Why Not License For the licensor Create competitor Bad choice of licensee could damage reputation Lose control of proprietary information For the Licensee Royalties add cost Secrecy requirements Administrative burdens audits, reports etc May be obliged to grant back improvements
Licensing The inventor licensed the system to Coca-Cola at 1/10 of a penny per can. During the period of validity of the patent the inventor obtained 148, 000 UK pounds a day on royalties
Some patent licensing examples In 2000, IBM collected approximately $1 b in revenue from patent licensing agreements Qualcomm - $705 m in license revenues in 2000 Texas Instruments recently closed two patent licensing deals with Samsung and Hyundai, each worth $1 b Hitachi reported approximately $430 m of patent licensing revenues Honeywell licensed two auto-focus patents to several camera manufacturers and collected more than $300 m in royalties UCLA, Stanford and Columbia $60 m each in licensing revenue in 1998 Extracted from Five Ways to Unleash Your Intellectual Property Potential Advantage Series White Paper By Jeff Gotro, Ph. D
Trademark Licensing Manufacturing under a TM License Business Format Franchising - Licensing of a package of IPR along with a business model accompanied by training, mentoring and assistance Merchandising - Licensing of mainly copyright, designs and trademark rights
Manufacturing under TM license TM are indications of source. Licensing meant that the product is no longer emanating from source. Quality control was essential to retain consumer expectations that the source was respected. Many products that we rely on and are loyal too are manufactured by others under license. The application of the trademark assures us of source and quality. Importance of the trademark; acquisition of RR by VW but the trademark by BMW.
Franchise A specialized license where the franchisee is allowed by the franchisor in return for a fee to use a particular business model and is licensed a bundle of IP rights (TM, service marks, patents, trade secrets, copyrighted works…) and supported by training, technical support and mentoring
Why enter into a Franchise Lower risk of failure Recognisable image On going support Easier to obtain financing Benefit from franchisors R&D Why not enter into a Franchise • All IPR owned by the Franchisor • Payment of fees • Obliged to follow the business model • Innovations may be assigned back to the Franchisor • Depend on the success of the Franchisor
Merchandising Also referred to as promotional licensing The licensing of trademarks, designs, artworks as well as fictional characters (protected by these rights) and real personalities are broadly referred to as merchandising Issue of quality control less relevant here as it is less about indication of source and more about association with a particular trademark, design or copyright.
Manchester United Not considered to be the best football team in the world or even Europe, but the biggest global football brand 351 m
Why merchandise?
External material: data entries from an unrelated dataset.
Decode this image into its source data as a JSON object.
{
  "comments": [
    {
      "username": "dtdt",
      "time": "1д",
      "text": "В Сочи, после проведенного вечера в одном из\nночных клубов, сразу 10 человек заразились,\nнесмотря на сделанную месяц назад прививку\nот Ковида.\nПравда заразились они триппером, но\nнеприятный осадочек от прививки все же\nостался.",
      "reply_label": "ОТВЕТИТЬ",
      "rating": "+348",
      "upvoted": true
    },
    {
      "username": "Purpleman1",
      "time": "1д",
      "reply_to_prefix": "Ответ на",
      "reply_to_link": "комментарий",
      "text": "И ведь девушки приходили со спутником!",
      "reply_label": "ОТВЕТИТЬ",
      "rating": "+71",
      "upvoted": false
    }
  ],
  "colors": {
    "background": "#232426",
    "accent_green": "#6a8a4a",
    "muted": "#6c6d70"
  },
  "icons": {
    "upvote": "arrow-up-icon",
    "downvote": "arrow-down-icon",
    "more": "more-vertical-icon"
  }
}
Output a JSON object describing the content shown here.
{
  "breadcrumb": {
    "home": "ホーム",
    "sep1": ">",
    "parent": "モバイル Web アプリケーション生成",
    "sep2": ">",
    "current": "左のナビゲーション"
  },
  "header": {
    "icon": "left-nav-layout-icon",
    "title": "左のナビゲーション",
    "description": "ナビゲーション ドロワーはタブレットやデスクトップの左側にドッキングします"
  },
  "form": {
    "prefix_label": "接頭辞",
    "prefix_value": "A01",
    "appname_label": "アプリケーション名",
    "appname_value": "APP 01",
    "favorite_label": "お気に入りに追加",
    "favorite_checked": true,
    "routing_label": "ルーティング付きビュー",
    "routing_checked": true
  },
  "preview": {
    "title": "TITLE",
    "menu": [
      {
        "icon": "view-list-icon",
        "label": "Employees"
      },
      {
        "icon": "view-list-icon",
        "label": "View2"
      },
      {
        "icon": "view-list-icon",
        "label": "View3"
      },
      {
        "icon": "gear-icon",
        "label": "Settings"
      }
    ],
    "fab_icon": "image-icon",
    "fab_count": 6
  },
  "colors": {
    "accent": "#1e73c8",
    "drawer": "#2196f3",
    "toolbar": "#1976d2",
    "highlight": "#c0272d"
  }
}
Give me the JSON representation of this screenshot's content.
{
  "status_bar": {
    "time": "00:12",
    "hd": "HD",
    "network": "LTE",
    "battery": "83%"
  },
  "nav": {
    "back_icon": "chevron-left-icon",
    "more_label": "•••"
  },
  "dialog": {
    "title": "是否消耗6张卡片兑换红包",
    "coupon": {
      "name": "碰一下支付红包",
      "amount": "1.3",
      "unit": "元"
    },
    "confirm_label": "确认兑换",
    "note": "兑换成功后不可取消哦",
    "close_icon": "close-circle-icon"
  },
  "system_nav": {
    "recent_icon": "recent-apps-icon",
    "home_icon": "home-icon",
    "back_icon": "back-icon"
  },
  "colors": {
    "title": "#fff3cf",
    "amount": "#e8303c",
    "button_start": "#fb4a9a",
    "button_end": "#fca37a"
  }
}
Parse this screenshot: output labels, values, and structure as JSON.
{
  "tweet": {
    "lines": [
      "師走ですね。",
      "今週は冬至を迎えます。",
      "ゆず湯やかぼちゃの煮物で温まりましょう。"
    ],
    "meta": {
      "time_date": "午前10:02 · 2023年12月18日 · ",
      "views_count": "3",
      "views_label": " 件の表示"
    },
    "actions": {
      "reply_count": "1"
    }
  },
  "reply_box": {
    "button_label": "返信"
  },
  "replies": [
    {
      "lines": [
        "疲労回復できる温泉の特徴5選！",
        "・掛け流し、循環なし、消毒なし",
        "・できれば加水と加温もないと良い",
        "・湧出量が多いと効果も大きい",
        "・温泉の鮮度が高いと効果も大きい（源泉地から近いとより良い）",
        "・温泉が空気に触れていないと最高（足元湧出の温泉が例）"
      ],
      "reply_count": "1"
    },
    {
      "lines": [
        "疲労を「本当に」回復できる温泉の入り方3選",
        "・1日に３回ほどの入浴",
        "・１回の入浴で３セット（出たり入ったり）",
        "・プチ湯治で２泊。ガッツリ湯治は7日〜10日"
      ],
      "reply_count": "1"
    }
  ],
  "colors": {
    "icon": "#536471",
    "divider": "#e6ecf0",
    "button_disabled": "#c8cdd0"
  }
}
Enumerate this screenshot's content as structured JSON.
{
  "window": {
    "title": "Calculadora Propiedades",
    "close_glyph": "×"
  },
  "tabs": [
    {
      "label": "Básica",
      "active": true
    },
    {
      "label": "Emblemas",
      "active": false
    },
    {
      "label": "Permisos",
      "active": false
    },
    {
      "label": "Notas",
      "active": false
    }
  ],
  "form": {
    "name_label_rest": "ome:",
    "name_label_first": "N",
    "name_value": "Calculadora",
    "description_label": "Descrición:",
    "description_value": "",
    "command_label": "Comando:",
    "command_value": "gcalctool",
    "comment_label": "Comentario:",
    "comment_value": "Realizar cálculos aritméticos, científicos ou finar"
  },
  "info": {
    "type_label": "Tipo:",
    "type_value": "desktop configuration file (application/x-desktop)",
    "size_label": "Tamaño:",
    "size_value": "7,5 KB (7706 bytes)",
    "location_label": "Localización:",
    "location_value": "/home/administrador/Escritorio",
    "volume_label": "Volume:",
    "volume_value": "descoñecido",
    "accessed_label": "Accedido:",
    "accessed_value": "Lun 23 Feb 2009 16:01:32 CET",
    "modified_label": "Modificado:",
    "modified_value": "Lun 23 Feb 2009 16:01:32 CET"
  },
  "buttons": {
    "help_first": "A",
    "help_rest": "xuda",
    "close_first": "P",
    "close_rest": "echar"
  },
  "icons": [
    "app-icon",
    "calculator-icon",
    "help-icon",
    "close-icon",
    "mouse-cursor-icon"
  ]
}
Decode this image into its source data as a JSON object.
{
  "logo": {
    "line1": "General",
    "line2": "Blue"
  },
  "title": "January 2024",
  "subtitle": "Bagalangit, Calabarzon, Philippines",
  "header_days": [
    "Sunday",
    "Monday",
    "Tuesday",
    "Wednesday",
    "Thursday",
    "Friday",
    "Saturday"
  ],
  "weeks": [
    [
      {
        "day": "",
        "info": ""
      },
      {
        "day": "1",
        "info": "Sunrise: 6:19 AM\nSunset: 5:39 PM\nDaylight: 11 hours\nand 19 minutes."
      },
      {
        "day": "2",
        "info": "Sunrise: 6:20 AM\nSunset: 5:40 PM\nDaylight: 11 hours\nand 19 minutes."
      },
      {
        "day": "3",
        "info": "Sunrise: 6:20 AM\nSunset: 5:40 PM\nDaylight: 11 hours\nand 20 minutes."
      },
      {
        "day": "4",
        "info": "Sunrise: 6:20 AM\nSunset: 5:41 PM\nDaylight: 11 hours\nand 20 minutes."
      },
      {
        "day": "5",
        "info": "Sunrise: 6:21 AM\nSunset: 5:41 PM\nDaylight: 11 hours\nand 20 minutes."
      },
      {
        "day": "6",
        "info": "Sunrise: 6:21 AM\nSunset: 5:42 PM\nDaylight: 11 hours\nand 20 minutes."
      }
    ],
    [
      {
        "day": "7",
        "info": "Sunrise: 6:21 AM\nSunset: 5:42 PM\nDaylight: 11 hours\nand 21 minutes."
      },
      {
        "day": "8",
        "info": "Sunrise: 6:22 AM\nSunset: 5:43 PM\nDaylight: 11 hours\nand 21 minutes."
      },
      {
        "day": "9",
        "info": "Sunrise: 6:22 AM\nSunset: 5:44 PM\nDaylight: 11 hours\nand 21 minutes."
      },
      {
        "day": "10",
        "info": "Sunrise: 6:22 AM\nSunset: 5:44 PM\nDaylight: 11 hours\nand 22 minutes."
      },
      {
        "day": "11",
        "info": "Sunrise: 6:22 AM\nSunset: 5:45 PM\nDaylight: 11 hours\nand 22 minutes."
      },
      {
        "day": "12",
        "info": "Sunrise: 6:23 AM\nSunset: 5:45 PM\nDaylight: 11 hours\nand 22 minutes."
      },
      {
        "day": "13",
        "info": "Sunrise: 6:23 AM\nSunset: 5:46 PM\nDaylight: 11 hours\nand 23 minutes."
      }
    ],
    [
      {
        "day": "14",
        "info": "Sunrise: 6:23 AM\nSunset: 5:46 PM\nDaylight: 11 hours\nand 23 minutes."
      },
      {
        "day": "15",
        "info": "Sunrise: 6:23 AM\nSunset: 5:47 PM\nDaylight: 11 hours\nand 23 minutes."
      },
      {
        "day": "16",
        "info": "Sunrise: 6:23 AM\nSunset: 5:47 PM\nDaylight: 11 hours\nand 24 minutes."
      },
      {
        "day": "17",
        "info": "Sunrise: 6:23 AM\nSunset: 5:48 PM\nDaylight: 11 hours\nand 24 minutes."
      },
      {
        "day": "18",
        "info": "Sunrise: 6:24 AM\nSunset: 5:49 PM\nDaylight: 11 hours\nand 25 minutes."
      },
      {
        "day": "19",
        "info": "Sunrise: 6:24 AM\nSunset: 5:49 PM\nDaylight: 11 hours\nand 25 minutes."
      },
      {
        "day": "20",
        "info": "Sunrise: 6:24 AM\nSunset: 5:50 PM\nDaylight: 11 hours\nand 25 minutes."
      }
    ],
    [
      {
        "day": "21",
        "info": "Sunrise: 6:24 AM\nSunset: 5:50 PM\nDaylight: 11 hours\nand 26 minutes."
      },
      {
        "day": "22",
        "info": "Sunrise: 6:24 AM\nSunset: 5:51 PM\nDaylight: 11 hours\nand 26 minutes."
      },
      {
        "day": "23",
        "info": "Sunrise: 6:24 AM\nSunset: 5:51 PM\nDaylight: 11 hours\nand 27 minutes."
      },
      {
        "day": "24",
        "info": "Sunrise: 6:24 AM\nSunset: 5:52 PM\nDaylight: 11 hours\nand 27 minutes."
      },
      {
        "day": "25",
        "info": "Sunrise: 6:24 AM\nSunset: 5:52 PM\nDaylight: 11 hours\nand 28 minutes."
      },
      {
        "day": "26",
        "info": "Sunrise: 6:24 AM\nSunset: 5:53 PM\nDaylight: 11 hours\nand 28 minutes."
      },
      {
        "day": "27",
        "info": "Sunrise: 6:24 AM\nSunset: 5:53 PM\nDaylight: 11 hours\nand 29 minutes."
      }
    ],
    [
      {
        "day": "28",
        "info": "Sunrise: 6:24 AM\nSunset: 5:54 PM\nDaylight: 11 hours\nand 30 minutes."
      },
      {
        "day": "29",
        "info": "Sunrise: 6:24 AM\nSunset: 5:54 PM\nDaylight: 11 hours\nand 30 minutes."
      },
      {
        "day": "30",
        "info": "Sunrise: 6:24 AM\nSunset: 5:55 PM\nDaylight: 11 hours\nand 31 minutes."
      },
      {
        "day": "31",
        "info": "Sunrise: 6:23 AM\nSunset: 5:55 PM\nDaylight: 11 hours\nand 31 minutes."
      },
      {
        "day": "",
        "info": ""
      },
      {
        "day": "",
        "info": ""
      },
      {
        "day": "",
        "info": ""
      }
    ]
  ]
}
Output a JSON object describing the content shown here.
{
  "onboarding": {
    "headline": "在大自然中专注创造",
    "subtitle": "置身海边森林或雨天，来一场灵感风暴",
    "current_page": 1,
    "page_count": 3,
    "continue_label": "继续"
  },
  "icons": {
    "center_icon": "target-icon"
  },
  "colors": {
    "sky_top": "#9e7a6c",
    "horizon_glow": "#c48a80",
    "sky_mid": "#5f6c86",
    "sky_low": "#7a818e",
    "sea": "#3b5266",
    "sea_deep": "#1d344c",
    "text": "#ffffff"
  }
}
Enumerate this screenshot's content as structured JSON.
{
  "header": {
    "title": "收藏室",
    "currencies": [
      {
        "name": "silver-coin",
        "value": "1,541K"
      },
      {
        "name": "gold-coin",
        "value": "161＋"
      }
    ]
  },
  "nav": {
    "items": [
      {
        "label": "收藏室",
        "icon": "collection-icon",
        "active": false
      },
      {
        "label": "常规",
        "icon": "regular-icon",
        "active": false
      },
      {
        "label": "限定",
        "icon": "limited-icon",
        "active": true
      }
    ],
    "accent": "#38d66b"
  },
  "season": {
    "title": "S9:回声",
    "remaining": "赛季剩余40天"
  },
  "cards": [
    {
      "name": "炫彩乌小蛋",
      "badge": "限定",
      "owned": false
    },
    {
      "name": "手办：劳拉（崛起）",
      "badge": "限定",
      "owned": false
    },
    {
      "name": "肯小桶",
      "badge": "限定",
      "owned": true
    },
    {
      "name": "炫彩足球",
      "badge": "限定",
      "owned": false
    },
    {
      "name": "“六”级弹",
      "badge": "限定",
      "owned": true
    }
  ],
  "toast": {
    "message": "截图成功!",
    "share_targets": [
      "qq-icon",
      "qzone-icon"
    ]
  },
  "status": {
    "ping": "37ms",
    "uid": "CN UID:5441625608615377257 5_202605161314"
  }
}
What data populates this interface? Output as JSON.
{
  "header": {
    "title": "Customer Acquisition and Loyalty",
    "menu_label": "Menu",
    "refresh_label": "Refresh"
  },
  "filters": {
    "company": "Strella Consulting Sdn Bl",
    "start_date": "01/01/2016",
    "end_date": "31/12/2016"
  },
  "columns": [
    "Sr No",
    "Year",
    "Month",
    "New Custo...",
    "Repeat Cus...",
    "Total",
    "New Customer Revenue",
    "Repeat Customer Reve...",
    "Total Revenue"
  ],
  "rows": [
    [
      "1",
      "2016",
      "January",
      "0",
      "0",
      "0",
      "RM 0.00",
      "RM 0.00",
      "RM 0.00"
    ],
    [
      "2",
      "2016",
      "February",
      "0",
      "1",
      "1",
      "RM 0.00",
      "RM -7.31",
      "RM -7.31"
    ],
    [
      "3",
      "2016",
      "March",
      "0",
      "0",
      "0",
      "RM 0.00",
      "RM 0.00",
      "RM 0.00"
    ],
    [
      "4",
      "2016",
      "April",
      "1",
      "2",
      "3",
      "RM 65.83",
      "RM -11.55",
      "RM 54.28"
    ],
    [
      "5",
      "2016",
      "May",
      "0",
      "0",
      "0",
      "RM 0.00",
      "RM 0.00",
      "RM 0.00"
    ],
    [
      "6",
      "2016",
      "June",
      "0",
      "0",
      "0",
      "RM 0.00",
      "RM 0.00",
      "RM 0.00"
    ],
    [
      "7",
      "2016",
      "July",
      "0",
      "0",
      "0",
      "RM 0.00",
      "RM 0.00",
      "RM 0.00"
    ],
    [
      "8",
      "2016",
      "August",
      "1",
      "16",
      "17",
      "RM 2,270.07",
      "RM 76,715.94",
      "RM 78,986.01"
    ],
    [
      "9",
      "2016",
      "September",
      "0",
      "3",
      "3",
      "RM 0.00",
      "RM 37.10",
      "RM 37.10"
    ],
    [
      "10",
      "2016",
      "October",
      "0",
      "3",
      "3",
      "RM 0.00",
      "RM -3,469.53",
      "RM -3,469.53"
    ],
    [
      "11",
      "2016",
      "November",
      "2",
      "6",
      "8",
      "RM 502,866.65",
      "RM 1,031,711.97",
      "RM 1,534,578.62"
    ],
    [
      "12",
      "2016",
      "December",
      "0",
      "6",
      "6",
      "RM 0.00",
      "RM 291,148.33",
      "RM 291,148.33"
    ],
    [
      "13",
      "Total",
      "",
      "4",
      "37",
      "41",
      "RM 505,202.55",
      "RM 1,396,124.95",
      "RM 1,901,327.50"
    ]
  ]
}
For the licensor Extend into new products Increases exposure, strengthens image (could also damage) Revenue Relatively risk free For the licensee Increase appeal of its products Relatively low cost way of gaining market share
Conclusion Licensing is one of the ways of expoliting IP assets. Other ways include: Selling Raising finance Strategic partnerships Hiring the best employees Defensive publications